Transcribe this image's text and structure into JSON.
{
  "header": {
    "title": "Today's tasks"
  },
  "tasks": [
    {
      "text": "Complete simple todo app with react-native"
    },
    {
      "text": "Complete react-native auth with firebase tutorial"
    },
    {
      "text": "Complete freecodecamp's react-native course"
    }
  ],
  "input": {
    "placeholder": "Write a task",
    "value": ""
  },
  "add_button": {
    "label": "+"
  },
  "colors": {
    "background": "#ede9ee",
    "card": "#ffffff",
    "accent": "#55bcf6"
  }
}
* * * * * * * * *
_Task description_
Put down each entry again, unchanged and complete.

_Written reply_
Transcribe this image's text and structure into JSON.
{
  "header": {
    "title": "Today's tasks"
  },
  "tasks": [
    {
      "text": "Complete simple todo app with react-native"
    },
    {
      "text": "Complete react-native auth with firebase tutorial"
    },
    {
      "text": "Complete freecodecamp's react-native course"
    }
  ],
  "input": {
    "placeholder": "Write a task",
    "value": ""
  },
  "add_button": {
    "label": "+"
  },
  "colors": {
    "background": "#ede9ee",
    "card": "#ffffff",
    "accent": "#55bcf6"
  }
}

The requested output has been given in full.